  • WWA Junior Heavyweight Championship (1 time)[9]


  1. ^ a b c d e f g h i j k l m n Zanolle, Joe (2009). "South Philadelphia’s "Hitman" Tony Stetson Comes Out of Retirement for the TWA Pro Wrestling Reunion Show on October 24th in South Jersey" (PDF). Tri-State Wrestling Alliance. Retrieved 2013-08-28. 
  2. ^ a b "Biff! Pow! Sock!; Pro wrestling's hopefuls take their dreams to the mat in South Philly.". Philadelphia Inquirer. 20 May 2001
  3. ^ a b c "Tri-State Wrestling Supercards". Archived from the original on 2007-10-09. Retrieved 2007-07-02. 
  4. ^ a b c d e "ECW Tag Team Championship History". Retrieved 2007-07-02. 
  5. ^ a b c "ECW: 1993 Results". Online World of Wrestling. Retrieved 2007-07-02. 
  6. ^ a b "ECW: 1995 Results". Online World of Wrestling. Retrieved 2007-07-02. 
  7. ^ "ECW: 1996 Results". Online World of Wrestling. Retrieved 2007-07-02. 
  8. ^ ""PWI 500": 401–500". Pro Wrestling Illustrated. 2010-07-26. Retrieved 2010-07-31. 
  9. ^ a b Royal Duncan & Gary Will (2000). Wrestling Title Histories (4th ed.). Archeus Communications. ISBN 0-9698161-5-4. 

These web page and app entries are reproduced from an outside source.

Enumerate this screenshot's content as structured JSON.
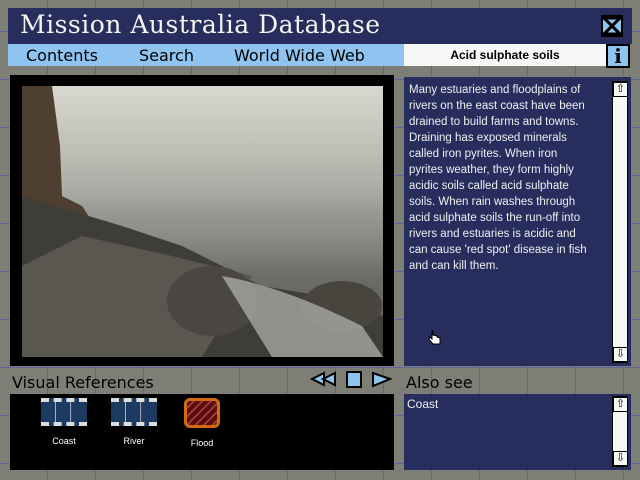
{
  "header": {
    "title": "Mission Australia Database",
    "close_icon": "close-icon"
  },
  "nav": {
    "contents": "Contents",
    "search": "Search",
    "www": "World Wide Web",
    "topic": "Acid sulphate soils",
    "info": "i"
  },
  "article": {
    "lines": [
      "Many estuaries and floodplains of",
      "rivers on the east coast have been",
      "drained to build farms and towns.",
      "Draining has exposed minerals",
      "called iron pyrites.  When iron",
      "pyrites weather, they form highly",
      "acidic soils called acid sulphate",
      "soils.  When rain washes through",
      "acid sulphate soils the run-off into",
      "rivers and estuaries is acidic and",
      "can cause 'red spot' disease in fish",
      "and can kill them."
    ]
  },
  "visual_refs": {
    "label": "Visual References",
    "items": [
      {
        "label": "Coast",
        "icon": "film-icon"
      },
      {
        "label": "River",
        "icon": "film-icon"
      },
      {
        "label": "Flood",
        "icon": "image-icon"
      }
    ]
  },
  "also_see": {
    "label": "Also see",
    "items": [
      "Coast"
    ]
  },
  "colors": {
    "navy": "#272d5d",
    "light_blue": "#8fc4f0",
    "background": "#7d7f77"
  }
}
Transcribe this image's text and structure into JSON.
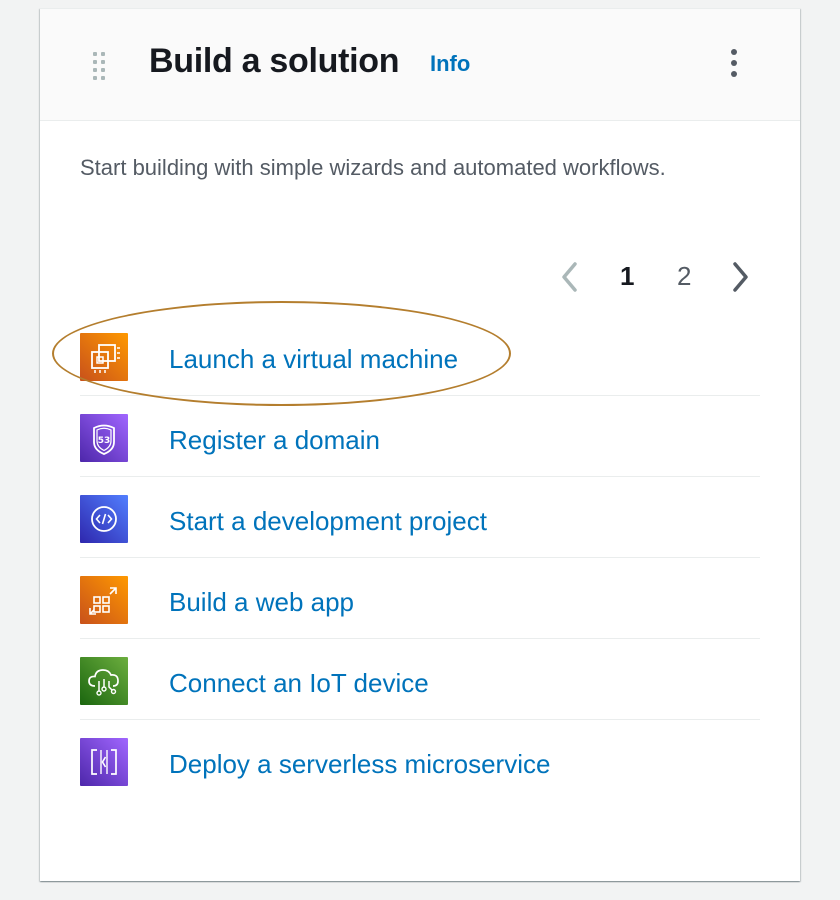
{
  "widget": {
    "title": "Build a solution",
    "info_label": "Info",
    "description": "Start building with simple wizards and automated workflows."
  },
  "pagination": {
    "current_page": "1",
    "next_page": "2",
    "prev_icon": "chevron-left-icon",
    "next_icon": "chevron-right-icon"
  },
  "solutions": [
    {
      "label": "Launch a virtual machine",
      "icon": "ec2-instance-icon",
      "color": "#e7711b"
    },
    {
      "label": "Register a domain",
      "icon": "route53-shield-icon",
      "color": "#8c4fff"
    },
    {
      "label": "Start a development project",
      "icon": "code-icon",
      "color": "#3b48cc"
    },
    {
      "label": "Build a web app",
      "icon": "web-app-icon",
      "color": "#e7711b"
    },
    {
      "label": "Connect an IoT device",
      "icon": "iot-cloud-icon",
      "color": "#3f8624"
    },
    {
      "label": "Deploy a serverless microservice",
      "icon": "serverless-icon",
      "color": "#8c4fff"
    }
  ]
}
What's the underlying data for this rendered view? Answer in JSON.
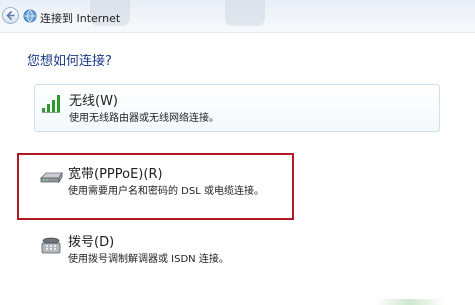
{
  "window": {
    "title": "连接到 Internet"
  },
  "page": {
    "question": "您想如何连接?"
  },
  "options": [
    {
      "icon": "wireless-signal-icon",
      "title": "无线(W)",
      "description": "使用无线路由器或无线网络连接。"
    },
    {
      "icon": "broadband-modem-icon",
      "title": "宽带(PPPoE)(R)",
      "description": "使用需要用户名和密码的 DSL 或电缆连接。"
    },
    {
      "icon": "dialup-modem-icon",
      "title": "拨号(D)",
      "description": "使用拨号调制解调器或 ISDN 连接。"
    }
  ],
  "colors": {
    "heading": "#1b3a86",
    "highlight_box": "#b01822",
    "wireless_signal": "#2e9a2e"
  }
}
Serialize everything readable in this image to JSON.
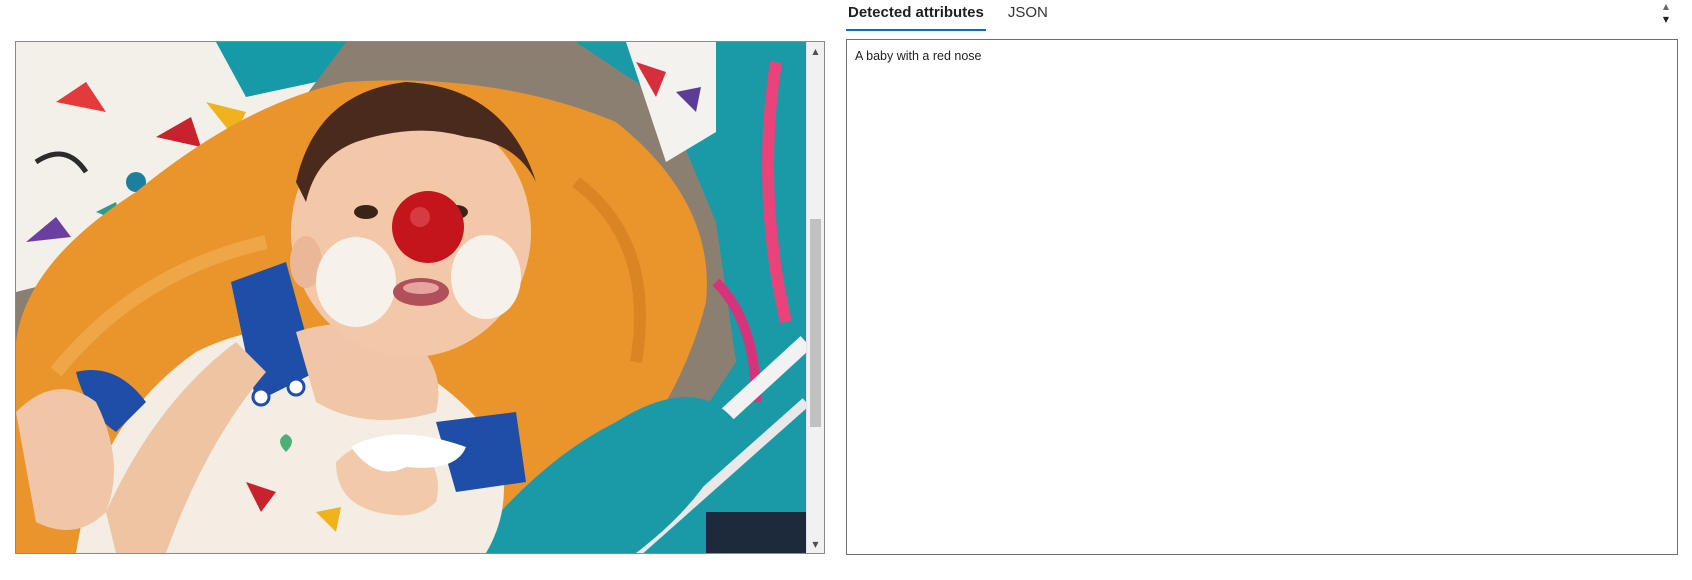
{
  "tabs": [
    {
      "label": "Detected attributes",
      "active": true
    },
    {
      "label": "JSON",
      "active": false
    }
  ],
  "result": {
    "caption": "A baby with a red nose"
  },
  "image": {
    "alt": "Photo of a baby wearing a red clown nose, sitting in a baby seat"
  },
  "colors": {
    "accent": "#0f6cbd",
    "border": "#8a8a8a"
  },
  "icons": {
    "scroll_up": "chevron-up-icon",
    "scroll_down": "chevron-down-icon"
  }
}
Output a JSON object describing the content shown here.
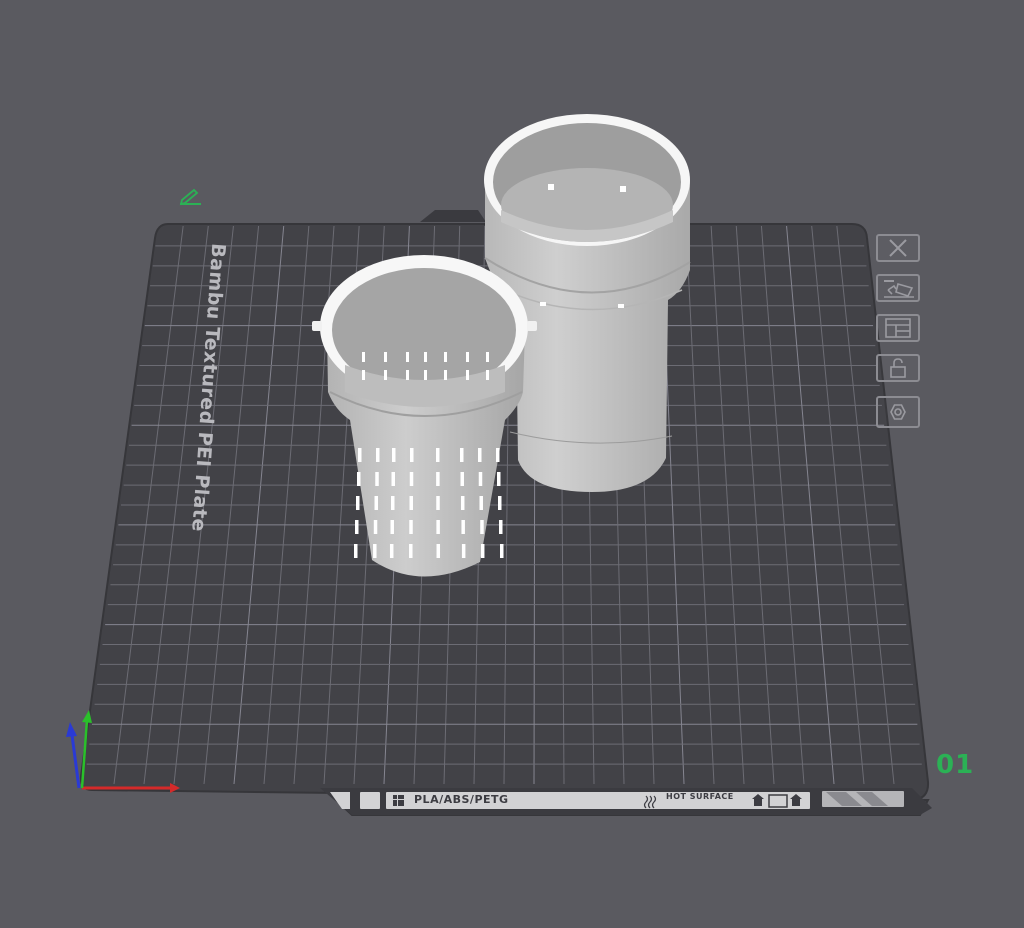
{
  "plate": {
    "name": "Bambu Textured PEI Plate",
    "number": "01",
    "material": "PLA/ABS/PETG",
    "hot_surface": "HOT SURFACE"
  },
  "toolbar": {
    "items": [
      {
        "name": "remove-plate-icon"
      },
      {
        "name": "auto-orient-icon"
      },
      {
        "name": "arrange-icon"
      },
      {
        "name": "lock-icon"
      },
      {
        "name": "plate-settings-icon"
      }
    ]
  },
  "objects": [
    {
      "name": "strainer-basket"
    },
    {
      "name": "outer-cylinder"
    }
  ],
  "colors": {
    "background": "#5a5a60",
    "plate": "#424247",
    "grid": "#7d7d85",
    "model": "#c4c4c4",
    "accent_green": "#2bb155",
    "axis_x": "#d42a2a",
    "axis_y": "#2ac02a",
    "axis_z": "#2a3ad4"
  }
}
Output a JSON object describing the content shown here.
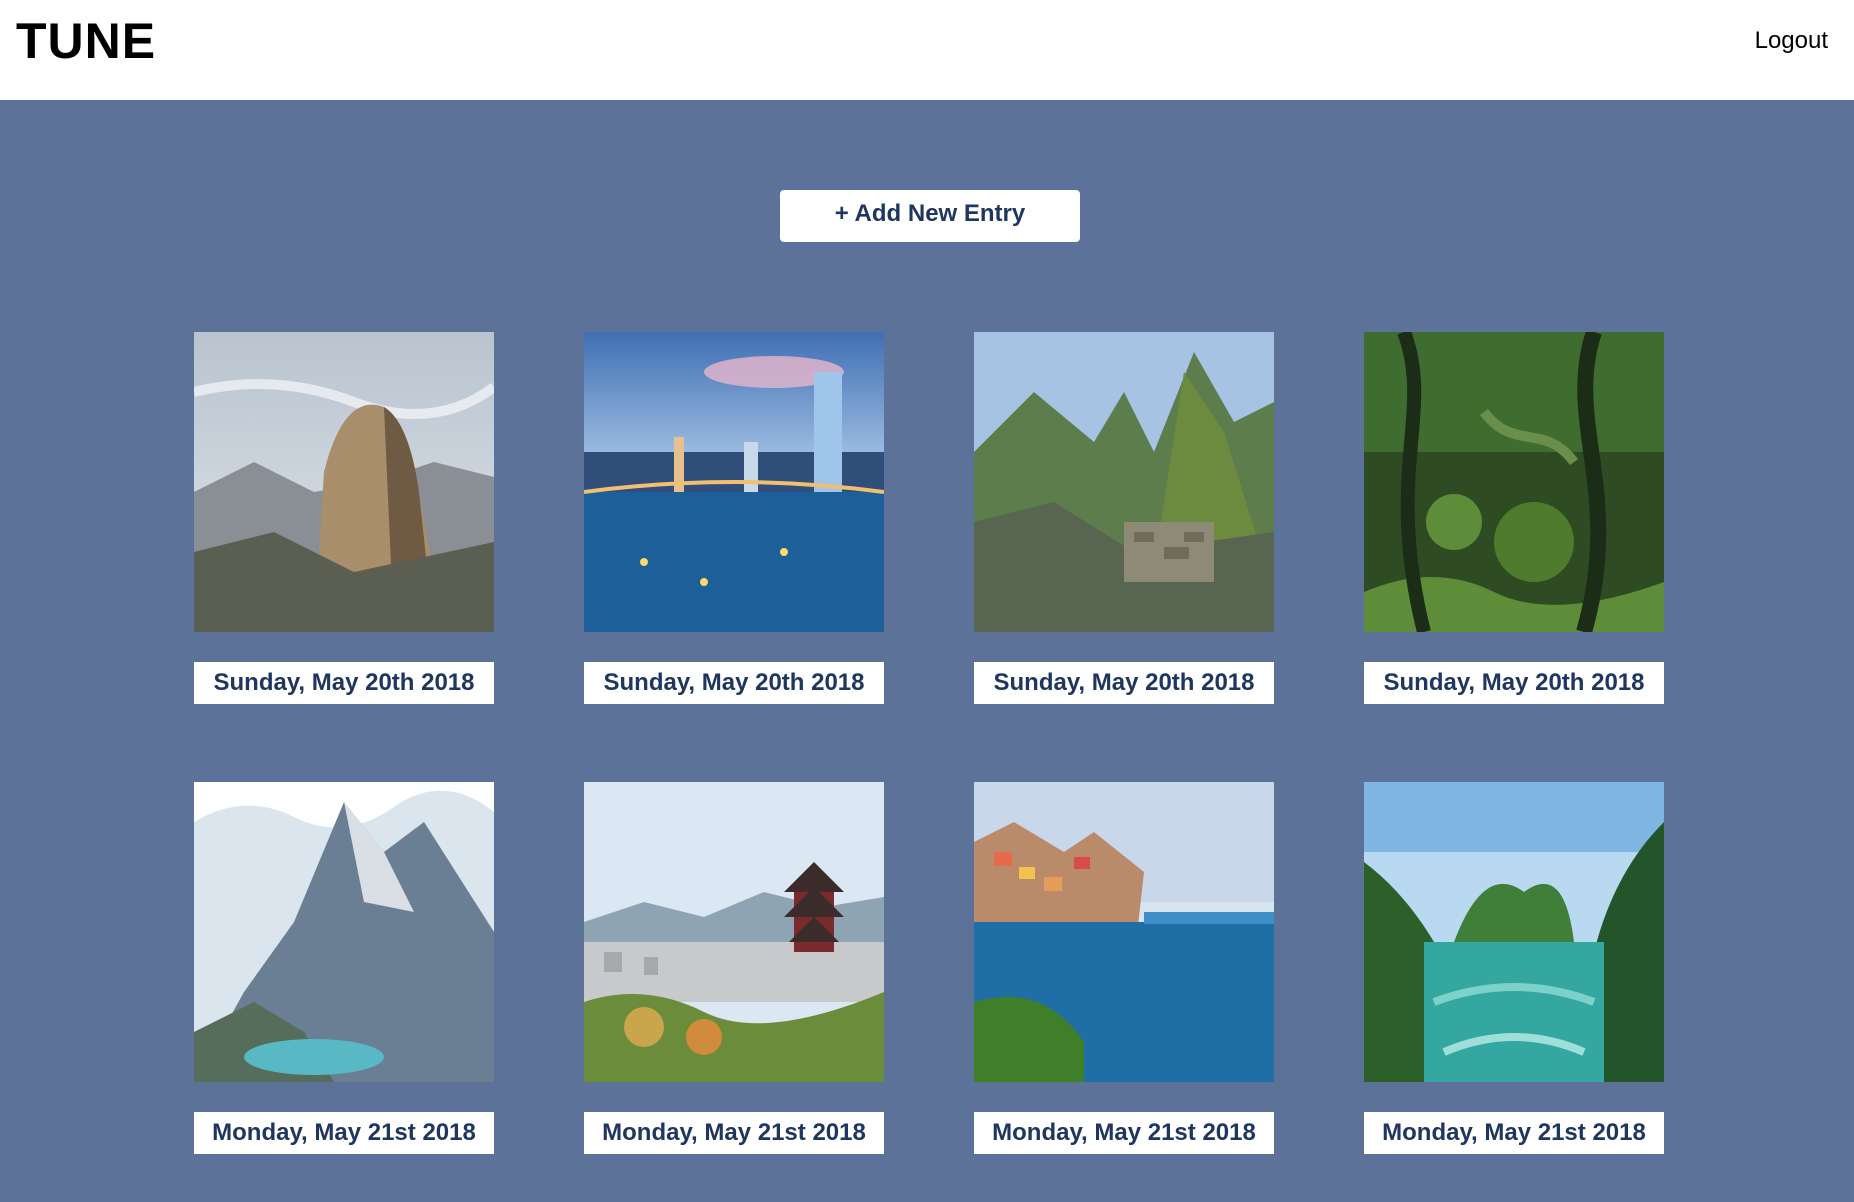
{
  "header": {
    "logo": "TUNE",
    "logout_label": "Logout"
  },
  "main": {
    "add_entry_label": "+ Add New Entry",
    "entries": [
      {
        "date": "Sunday, May 20th 2018"
      },
      {
        "date": "Sunday, May 20th 2018"
      },
      {
        "date": "Sunday, May 20th 2018"
      },
      {
        "date": "Sunday, May 20th 2018"
      },
      {
        "date": "Monday, May 21st 2018"
      },
      {
        "date": "Monday, May 21st 2018"
      },
      {
        "date": "Monday, May 21st 2018"
      },
      {
        "date": "Monday, May 21st 2018"
      }
    ]
  },
  "colors": {
    "background": "#5d7299",
    "header_bg": "#ffffff",
    "accent_text": "#1f3661"
  }
}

  • Loverro, Thom. The Rise & Fall of ECW: Extreme Championship Wrestling. New York: Simon and Schuster, 2006. ISBN 1-4165-1058-3
  • Williams, Scott E. Hardcore History: The Extremely Unauthorized Story of the ECW. Champaign, Illinois: Sports Publishing L.L.C., 2006. ISBN 1-59670-021-1

External links[edit]